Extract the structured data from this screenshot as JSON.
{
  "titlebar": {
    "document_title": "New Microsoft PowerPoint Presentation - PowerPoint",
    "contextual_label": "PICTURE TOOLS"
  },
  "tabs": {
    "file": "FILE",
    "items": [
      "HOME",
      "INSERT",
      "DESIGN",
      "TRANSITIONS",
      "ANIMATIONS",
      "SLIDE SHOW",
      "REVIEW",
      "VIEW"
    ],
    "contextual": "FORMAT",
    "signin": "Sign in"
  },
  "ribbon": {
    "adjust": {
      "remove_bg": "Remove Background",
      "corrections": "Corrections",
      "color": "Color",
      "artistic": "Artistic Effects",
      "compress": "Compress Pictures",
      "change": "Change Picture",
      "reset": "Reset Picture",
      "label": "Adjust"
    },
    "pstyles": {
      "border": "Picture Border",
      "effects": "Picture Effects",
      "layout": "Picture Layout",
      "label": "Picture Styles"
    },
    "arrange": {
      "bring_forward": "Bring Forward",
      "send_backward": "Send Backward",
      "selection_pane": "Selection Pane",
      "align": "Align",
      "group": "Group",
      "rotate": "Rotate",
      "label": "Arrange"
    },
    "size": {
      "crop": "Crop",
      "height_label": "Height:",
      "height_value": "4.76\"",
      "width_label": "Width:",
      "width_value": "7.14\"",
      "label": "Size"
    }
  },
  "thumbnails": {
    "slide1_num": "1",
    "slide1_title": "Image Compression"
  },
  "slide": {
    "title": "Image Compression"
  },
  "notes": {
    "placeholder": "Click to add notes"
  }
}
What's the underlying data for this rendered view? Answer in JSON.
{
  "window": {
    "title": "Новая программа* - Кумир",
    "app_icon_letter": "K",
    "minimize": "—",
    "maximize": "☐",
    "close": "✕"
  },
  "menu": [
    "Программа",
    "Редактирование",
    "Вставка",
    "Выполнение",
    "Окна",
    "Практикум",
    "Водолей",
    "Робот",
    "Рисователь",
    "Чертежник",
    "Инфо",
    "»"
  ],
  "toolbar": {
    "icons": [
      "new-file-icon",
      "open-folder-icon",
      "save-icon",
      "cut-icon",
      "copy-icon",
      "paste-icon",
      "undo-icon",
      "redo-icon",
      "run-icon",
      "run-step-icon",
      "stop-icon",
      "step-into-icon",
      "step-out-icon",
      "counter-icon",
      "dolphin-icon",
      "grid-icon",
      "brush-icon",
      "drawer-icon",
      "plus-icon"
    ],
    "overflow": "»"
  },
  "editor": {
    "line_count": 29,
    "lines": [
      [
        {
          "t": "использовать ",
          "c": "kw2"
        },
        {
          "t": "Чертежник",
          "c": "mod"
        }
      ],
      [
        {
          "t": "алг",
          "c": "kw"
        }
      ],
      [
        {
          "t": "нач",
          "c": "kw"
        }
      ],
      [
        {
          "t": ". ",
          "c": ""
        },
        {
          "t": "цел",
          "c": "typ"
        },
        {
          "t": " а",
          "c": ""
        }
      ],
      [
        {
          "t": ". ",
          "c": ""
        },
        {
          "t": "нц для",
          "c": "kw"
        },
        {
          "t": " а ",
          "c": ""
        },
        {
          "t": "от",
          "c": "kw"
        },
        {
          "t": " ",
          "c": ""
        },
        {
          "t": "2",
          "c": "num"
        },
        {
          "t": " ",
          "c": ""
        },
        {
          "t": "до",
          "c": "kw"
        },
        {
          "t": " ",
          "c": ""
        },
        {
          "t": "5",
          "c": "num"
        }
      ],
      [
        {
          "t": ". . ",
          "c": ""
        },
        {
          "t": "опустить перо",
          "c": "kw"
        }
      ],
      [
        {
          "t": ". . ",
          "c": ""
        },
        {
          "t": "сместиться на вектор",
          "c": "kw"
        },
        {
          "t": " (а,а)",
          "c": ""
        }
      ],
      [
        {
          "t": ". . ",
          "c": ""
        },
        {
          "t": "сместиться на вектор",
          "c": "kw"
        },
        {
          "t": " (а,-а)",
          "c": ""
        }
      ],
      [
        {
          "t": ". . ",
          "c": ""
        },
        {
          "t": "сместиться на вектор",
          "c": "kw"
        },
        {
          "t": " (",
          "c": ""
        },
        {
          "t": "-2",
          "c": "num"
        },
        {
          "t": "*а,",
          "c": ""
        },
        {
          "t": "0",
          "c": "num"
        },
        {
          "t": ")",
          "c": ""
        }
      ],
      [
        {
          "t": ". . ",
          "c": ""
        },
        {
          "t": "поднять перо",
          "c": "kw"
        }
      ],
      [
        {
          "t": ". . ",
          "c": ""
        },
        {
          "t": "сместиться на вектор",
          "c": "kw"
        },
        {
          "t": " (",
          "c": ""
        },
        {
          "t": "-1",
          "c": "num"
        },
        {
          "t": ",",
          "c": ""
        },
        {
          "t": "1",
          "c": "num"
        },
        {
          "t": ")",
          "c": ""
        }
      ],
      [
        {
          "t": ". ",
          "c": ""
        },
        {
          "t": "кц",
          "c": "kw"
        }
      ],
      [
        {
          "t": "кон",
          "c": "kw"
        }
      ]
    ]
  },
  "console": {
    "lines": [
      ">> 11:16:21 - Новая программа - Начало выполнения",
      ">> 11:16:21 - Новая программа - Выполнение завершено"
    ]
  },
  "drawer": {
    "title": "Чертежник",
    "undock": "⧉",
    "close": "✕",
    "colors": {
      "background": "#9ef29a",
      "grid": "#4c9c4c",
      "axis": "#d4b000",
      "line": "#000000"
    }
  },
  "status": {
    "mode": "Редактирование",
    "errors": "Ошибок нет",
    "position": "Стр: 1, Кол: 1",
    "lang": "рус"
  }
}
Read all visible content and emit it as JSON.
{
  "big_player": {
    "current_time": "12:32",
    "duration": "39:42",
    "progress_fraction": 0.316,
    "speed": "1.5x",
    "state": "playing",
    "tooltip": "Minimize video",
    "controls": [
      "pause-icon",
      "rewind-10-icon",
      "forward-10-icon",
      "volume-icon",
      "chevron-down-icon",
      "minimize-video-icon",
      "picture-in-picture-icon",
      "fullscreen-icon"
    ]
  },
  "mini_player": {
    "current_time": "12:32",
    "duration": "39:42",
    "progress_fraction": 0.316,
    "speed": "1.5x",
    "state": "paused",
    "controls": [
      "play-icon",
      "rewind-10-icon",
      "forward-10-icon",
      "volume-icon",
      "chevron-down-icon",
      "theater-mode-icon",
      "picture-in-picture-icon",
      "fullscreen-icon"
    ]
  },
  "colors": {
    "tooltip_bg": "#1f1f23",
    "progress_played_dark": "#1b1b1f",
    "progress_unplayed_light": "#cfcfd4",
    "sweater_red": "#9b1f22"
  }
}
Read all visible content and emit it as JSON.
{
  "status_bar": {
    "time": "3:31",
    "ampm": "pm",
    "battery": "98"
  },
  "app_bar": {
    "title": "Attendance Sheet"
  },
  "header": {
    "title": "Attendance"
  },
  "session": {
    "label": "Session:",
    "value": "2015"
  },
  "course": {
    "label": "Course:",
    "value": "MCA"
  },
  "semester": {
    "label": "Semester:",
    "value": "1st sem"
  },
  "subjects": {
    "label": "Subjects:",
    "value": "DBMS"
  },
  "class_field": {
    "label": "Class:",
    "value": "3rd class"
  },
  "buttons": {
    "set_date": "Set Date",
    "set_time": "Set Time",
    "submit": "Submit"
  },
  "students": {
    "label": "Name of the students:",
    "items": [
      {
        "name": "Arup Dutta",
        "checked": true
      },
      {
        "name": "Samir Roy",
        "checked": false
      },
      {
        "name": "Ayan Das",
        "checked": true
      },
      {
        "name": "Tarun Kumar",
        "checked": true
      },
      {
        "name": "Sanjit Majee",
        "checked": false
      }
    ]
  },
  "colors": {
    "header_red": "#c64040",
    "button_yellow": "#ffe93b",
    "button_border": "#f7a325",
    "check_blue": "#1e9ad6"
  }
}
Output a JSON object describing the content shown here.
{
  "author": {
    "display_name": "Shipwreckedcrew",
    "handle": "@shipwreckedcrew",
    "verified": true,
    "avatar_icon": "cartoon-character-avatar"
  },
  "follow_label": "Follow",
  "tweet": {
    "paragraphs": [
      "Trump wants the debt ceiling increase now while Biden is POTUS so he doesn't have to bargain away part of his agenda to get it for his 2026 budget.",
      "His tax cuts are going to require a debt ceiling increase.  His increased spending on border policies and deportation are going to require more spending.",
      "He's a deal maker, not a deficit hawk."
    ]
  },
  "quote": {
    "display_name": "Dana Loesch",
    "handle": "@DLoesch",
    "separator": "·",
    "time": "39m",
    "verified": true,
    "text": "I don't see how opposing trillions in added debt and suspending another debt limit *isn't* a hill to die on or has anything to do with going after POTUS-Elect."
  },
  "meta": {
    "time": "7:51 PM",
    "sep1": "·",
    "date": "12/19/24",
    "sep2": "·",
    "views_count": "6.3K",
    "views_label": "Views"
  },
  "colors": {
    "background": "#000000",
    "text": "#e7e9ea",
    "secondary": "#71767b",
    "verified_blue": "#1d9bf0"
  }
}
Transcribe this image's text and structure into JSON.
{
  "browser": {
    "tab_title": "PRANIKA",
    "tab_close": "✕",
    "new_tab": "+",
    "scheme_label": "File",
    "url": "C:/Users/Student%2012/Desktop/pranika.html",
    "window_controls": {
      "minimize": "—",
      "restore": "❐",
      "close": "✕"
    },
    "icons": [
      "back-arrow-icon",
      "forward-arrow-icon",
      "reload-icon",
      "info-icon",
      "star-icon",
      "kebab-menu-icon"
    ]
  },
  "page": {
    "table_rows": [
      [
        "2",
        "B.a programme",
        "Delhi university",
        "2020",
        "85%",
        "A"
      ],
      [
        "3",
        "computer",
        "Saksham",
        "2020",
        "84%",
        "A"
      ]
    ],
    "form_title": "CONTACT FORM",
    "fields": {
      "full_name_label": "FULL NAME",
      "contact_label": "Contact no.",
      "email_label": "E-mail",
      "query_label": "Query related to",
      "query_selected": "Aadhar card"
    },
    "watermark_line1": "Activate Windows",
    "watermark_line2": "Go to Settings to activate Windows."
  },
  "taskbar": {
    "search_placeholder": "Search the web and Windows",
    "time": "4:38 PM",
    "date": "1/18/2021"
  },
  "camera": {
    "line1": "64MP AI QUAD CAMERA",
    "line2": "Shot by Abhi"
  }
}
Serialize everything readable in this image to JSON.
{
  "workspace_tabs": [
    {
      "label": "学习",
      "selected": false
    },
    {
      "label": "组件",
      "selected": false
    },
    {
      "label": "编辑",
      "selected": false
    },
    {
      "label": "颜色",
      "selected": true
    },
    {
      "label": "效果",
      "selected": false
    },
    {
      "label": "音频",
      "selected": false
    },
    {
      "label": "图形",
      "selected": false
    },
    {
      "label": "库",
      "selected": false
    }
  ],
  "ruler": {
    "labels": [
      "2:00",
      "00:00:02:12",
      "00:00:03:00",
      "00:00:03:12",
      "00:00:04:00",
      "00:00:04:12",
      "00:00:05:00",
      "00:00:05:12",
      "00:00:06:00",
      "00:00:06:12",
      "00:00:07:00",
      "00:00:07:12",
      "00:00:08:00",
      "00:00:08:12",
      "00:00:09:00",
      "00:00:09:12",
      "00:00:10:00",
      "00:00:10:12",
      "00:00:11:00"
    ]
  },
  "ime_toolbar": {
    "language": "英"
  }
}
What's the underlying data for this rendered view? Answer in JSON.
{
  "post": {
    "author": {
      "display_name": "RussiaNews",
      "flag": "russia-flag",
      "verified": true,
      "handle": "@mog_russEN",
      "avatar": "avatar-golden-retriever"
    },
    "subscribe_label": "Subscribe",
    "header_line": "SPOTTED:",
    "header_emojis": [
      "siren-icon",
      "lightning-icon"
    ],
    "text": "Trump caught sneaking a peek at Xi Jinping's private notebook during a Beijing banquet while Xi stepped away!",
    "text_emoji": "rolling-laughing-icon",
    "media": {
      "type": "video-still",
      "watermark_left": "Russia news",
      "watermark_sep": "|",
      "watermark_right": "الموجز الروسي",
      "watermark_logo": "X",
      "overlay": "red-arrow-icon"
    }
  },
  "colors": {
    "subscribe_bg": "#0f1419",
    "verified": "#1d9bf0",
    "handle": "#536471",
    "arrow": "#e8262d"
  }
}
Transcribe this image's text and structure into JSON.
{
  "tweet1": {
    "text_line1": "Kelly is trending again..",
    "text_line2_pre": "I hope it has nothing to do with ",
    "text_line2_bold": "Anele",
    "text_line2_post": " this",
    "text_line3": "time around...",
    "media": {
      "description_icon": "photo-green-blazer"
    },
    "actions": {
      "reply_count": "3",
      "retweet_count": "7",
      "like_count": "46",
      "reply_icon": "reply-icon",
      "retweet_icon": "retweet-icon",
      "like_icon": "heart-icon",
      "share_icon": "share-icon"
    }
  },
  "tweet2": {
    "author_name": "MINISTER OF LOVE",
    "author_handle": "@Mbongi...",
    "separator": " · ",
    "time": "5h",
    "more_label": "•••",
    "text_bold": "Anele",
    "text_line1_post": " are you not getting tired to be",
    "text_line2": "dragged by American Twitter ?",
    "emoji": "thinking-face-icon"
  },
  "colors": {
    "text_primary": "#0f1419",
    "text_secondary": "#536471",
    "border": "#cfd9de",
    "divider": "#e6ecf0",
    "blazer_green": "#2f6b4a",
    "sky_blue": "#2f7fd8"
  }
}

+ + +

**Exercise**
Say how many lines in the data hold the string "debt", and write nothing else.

**Output below**
3